Subject levelUndergraduate Level 3
Subject codeAHIS30020
Semester 2
FeesSubject EFTSL, Level, Discipline & Census Date

This subject examines international contemporary artistic practice. Through case studies of specific artworks students will be introduced to the theories that informed, shaped or were employed by critics and curators in recent decades. A broad variety of media will be considered, including painting, sculpture, installation, performance, photography, video and multimedia technologies. Students may explore issues such as: the relationship of regional and global cultures, the diversity of identities within contemporary culture, the growing awareness of the art of minority groups, the impact of new technologies, media forms and ideologies on culture, and the impact of globalisation on networks of exhibitions, artists and curators. Artists’ responses to social debate on issues such as race relations, immigration, the environment, censorship, republicanism, and gay and lesbian politics will be considered. In addition, changes in the infrastructure and institutions of the culture industry - galleries, museums, publishing and media - may be examined.

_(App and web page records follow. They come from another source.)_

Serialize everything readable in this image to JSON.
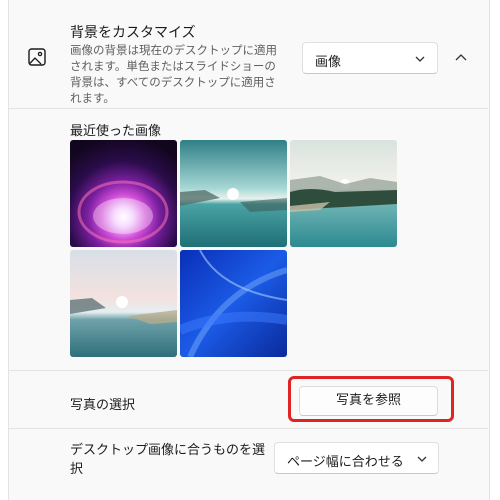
{
  "personalize": {
    "title": "背景をカスタマイズ",
    "description": "画像の背景は現在のデスクトップに適用されます。単色またはスライドショーの背景は、すべてのデスクトップに適用されます。",
    "background_type": "画像",
    "expand_icon": "chevron-up-icon",
    "section_icon": "image-icon"
  },
  "recent_images": {
    "label": "最近使った画像",
    "images": [
      {
        "name": "purple-glow"
      },
      {
        "name": "lake-sunrise-teal"
      },
      {
        "name": "lake-forest-shore"
      },
      {
        "name": "lake-sunset-pink"
      },
      {
        "name": "blue-abstract"
      }
    ]
  },
  "choose_photo": {
    "label": "写真の選択",
    "button_label": "写真を参照"
  },
  "fit": {
    "label": "デスクトップ画像に合うものを選択",
    "value": "ページ幅に合わせる"
  },
  "colors": {
    "highlight": "#e02424",
    "accent": "#0067c0"
  }
}
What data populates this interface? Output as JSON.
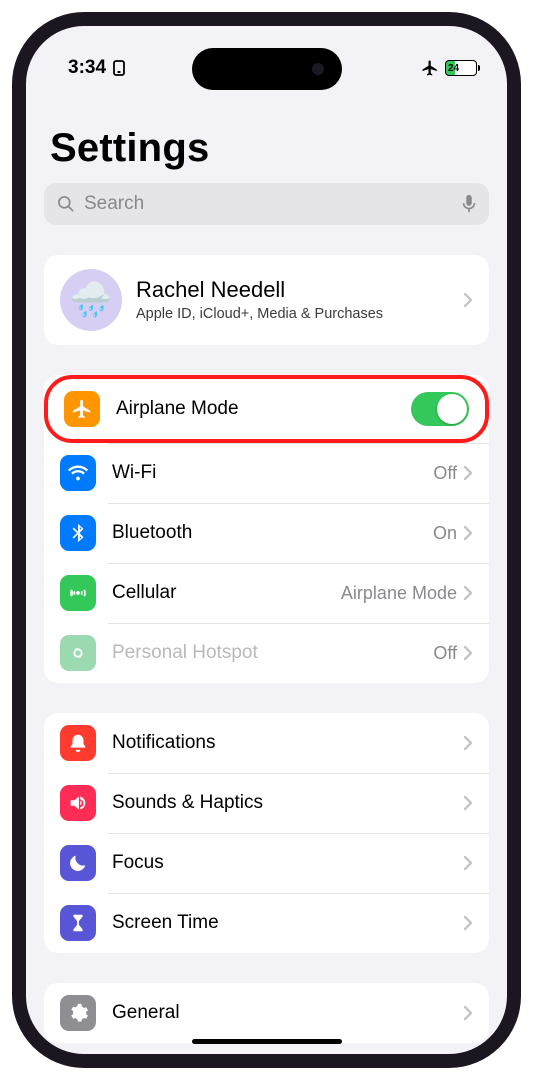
{
  "status": {
    "time": "3:34",
    "battery_pct": "24"
  },
  "page": {
    "title": "Settings"
  },
  "search": {
    "placeholder": "Search"
  },
  "profile": {
    "name": "Rachel Needell",
    "subtitle": "Apple ID, iCloud+, Media & Purchases"
  },
  "network": {
    "airplane": {
      "label": "Airplane Mode",
      "on": true
    },
    "wifi": {
      "label": "Wi-Fi",
      "value": "Off"
    },
    "bluetooth": {
      "label": "Bluetooth",
      "value": "On"
    },
    "cellular": {
      "label": "Cellular",
      "value": "Airplane Mode"
    },
    "hotspot": {
      "label": "Personal Hotspot",
      "value": "Off"
    }
  },
  "activity": {
    "notifications": {
      "label": "Notifications"
    },
    "sounds": {
      "label": "Sounds & Haptics"
    },
    "focus": {
      "label": "Focus"
    },
    "screentime": {
      "label": "Screen Time"
    }
  },
  "system": {
    "general": {
      "label": "General"
    }
  }
}
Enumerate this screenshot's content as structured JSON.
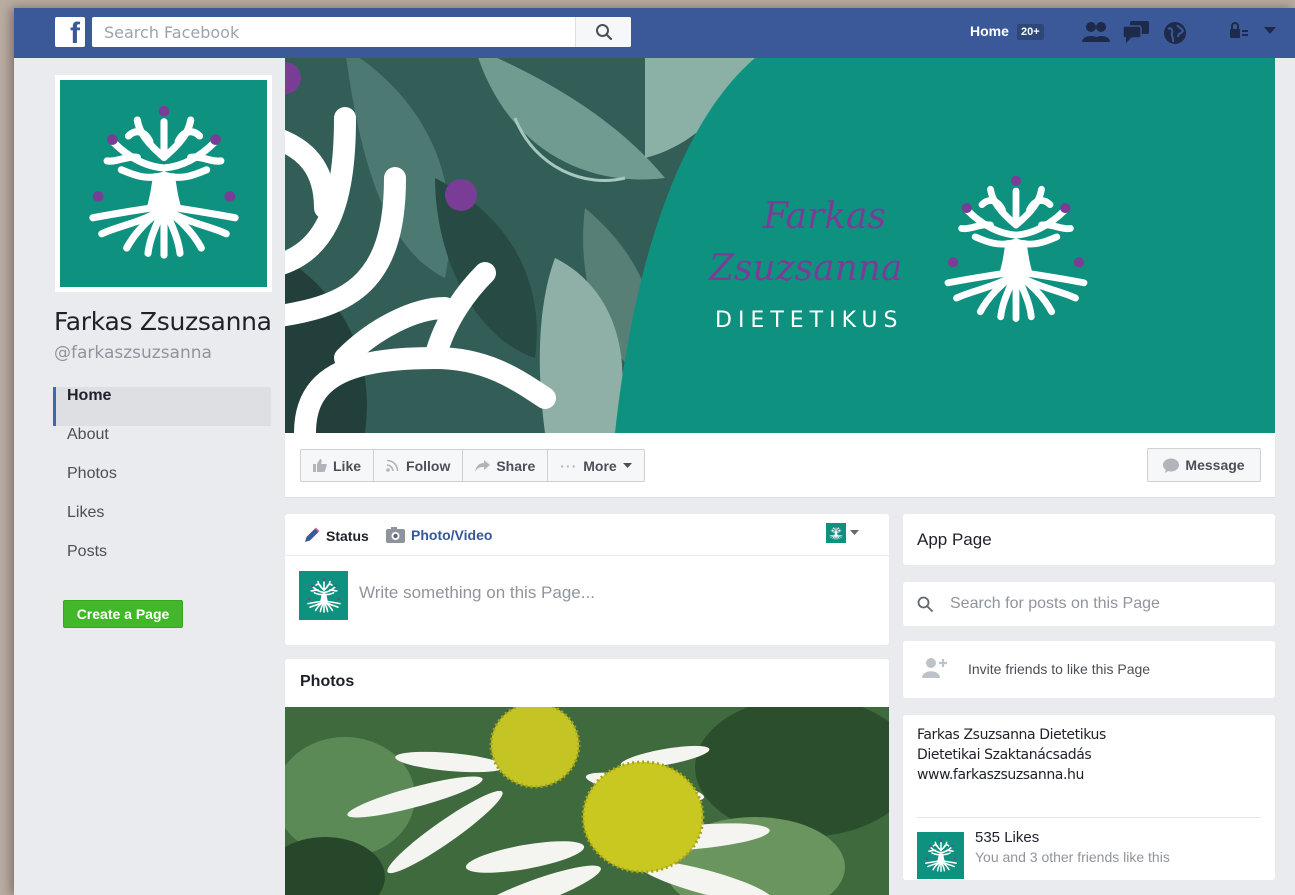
{
  "topbar": {
    "logo": "f",
    "search_placeholder": "Search Facebook",
    "home_label": "Home",
    "home_badge": "20+",
    "icons": [
      "search-icon",
      "friend-requests-icon",
      "messages-icon",
      "notifications-globe-icon",
      "privacy-lock-icon",
      "account-menu-icon"
    ]
  },
  "profile": {
    "name": "Farkas Zsuzsanna",
    "handle": "@farkaszsuzsanna"
  },
  "side_nav": [
    {
      "label": "Home",
      "active": true
    },
    {
      "label": "About"
    },
    {
      "label": "Photos"
    },
    {
      "label": "Likes"
    },
    {
      "label": "Posts"
    }
  ],
  "create_page_label": "Create a Page",
  "cover": {
    "script_line1": "Farkas",
    "script_line2": "Zsuzsanna",
    "tagline": "DIETETIKUS"
  },
  "actions": {
    "like": "Like",
    "follow": "Follow",
    "share": "Share",
    "more": "More",
    "message": "Message"
  },
  "composer": {
    "status_tab": "Status",
    "photo_tab": "Photo/Video",
    "placeholder": "Write something on this Page..."
  },
  "photos": {
    "title": "Photos"
  },
  "right": {
    "app_page": "App Page",
    "search_placeholder": "Search for posts on this Page",
    "invite": "Invite friends to like this Page",
    "about_lines": [
      "Farkas Zsuzsanna Dietetikus",
      "Dietetikai Szaktanácsadás",
      "www.farkaszsuzsanna.hu"
    ],
    "likes_count": "535 Likes",
    "likes_sub": "You and 3 other friends like this"
  },
  "colors": {
    "facebook_blue": "#3b5998",
    "brand_teal": "#0f9180",
    "brand_purple": "#7a3d96",
    "create_green": "#42b72a"
  }
}
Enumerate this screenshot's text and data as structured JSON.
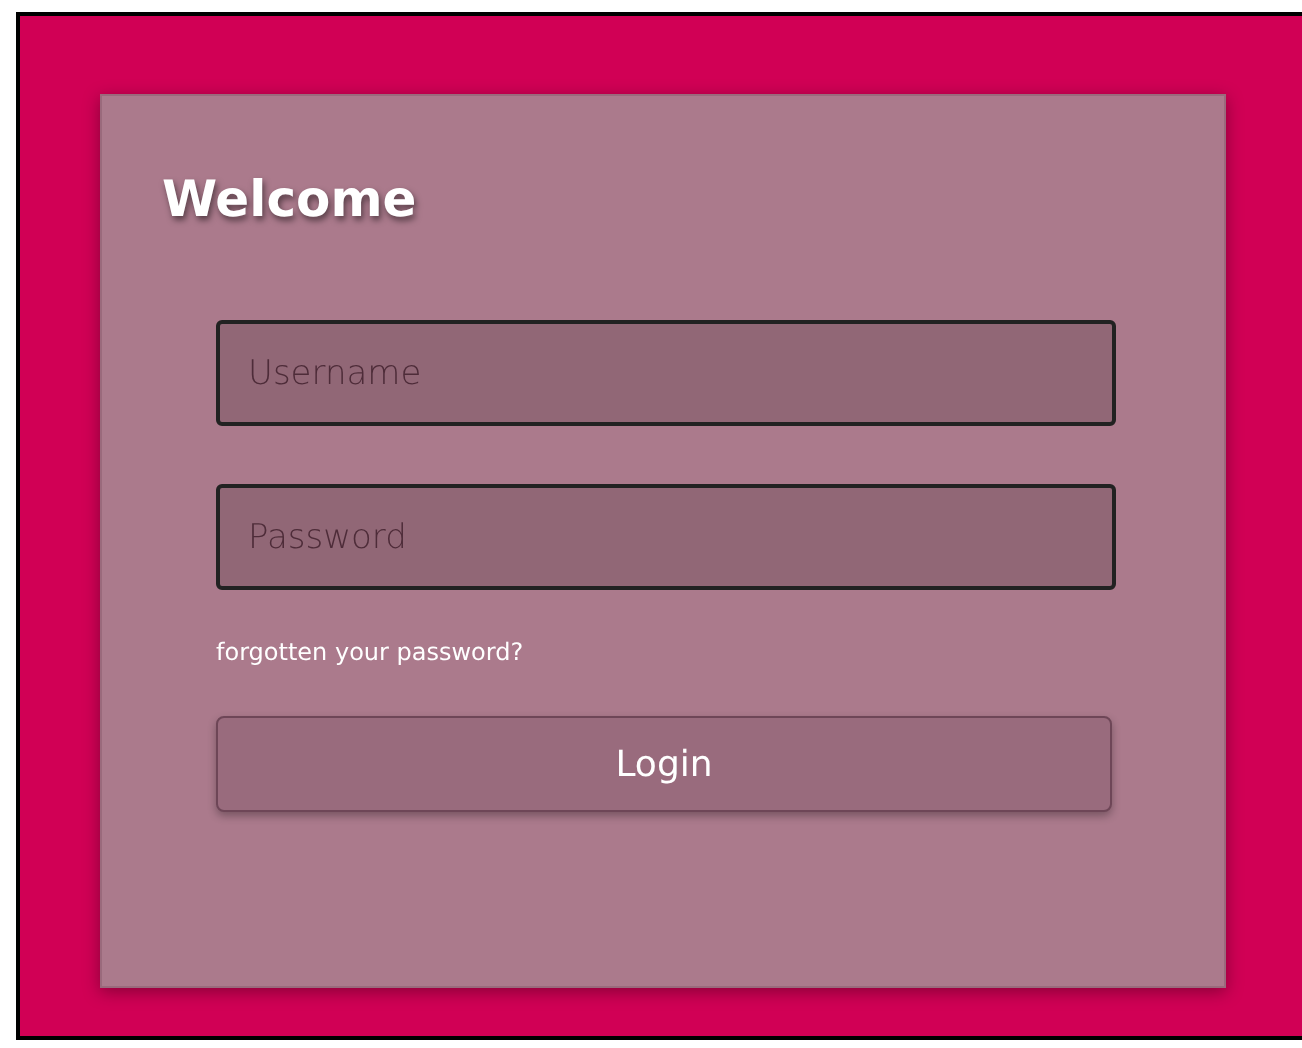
{
  "title": "Welcome",
  "fields": [
    {
      "placeholder": "Username"
    },
    {
      "placeholder": "Password"
    }
  ],
  "link": "forgotten your password?",
  "button": "Login"
}
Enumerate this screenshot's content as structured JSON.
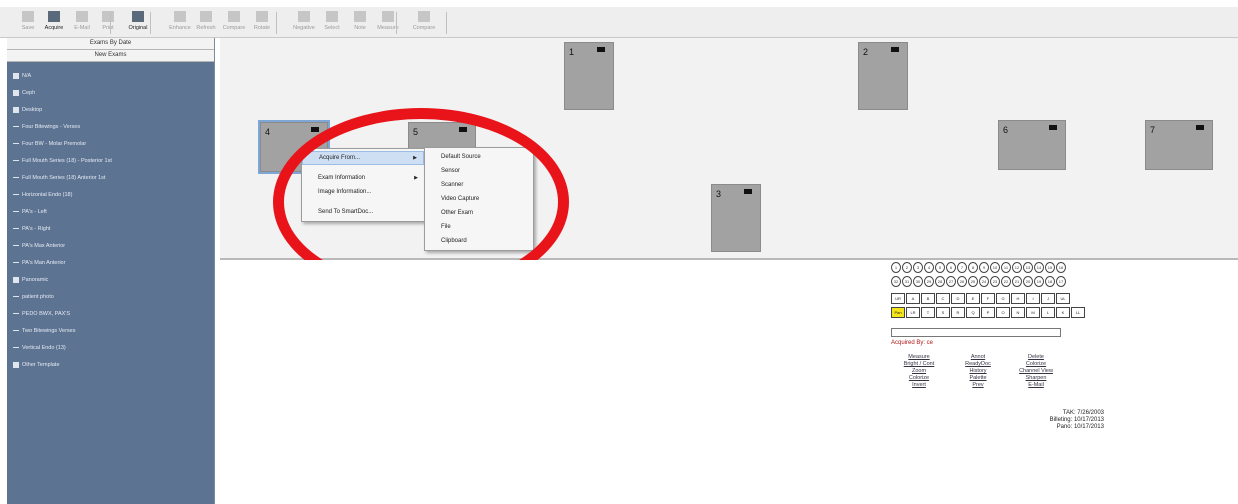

Intended learning outcomes

On successful completion of the subject, students should have:

  • an understanding of key issues in artistic and critical practice in contemporary art;
  • the ability to locate specific artistic and critical practices with a social, historical and theoretical context;
  • developed an understanding of the relevance of various models of cultural analysis to the understanding of specific instances of cultural practices; and
  • the ability to conduct independent research using catalogued sources and bibliographical indexes.

Generic skills

At the completion of this subject, student should gain the following generic skills:

  • be able to research through the competent use of the library and other information sources, and be able to define areas of inquiry and methods of research in the preparation of essays;
  • be able to conceptualise theoretical problems, form judgements and arguments and communicate critically, creatively and theoretically through essay writing, tutorial discussion and presentations;
  • be able to communicate knowledge intelligibly and economically through essay writing and tutorial discussion;
  • be able to manage and organise workloads for recommended reading, the completion of essays and assignments and examination revision; and
  • be able to participate in team work through involvement in syndicate groups and group discussions.

Last updated: 10 August 2019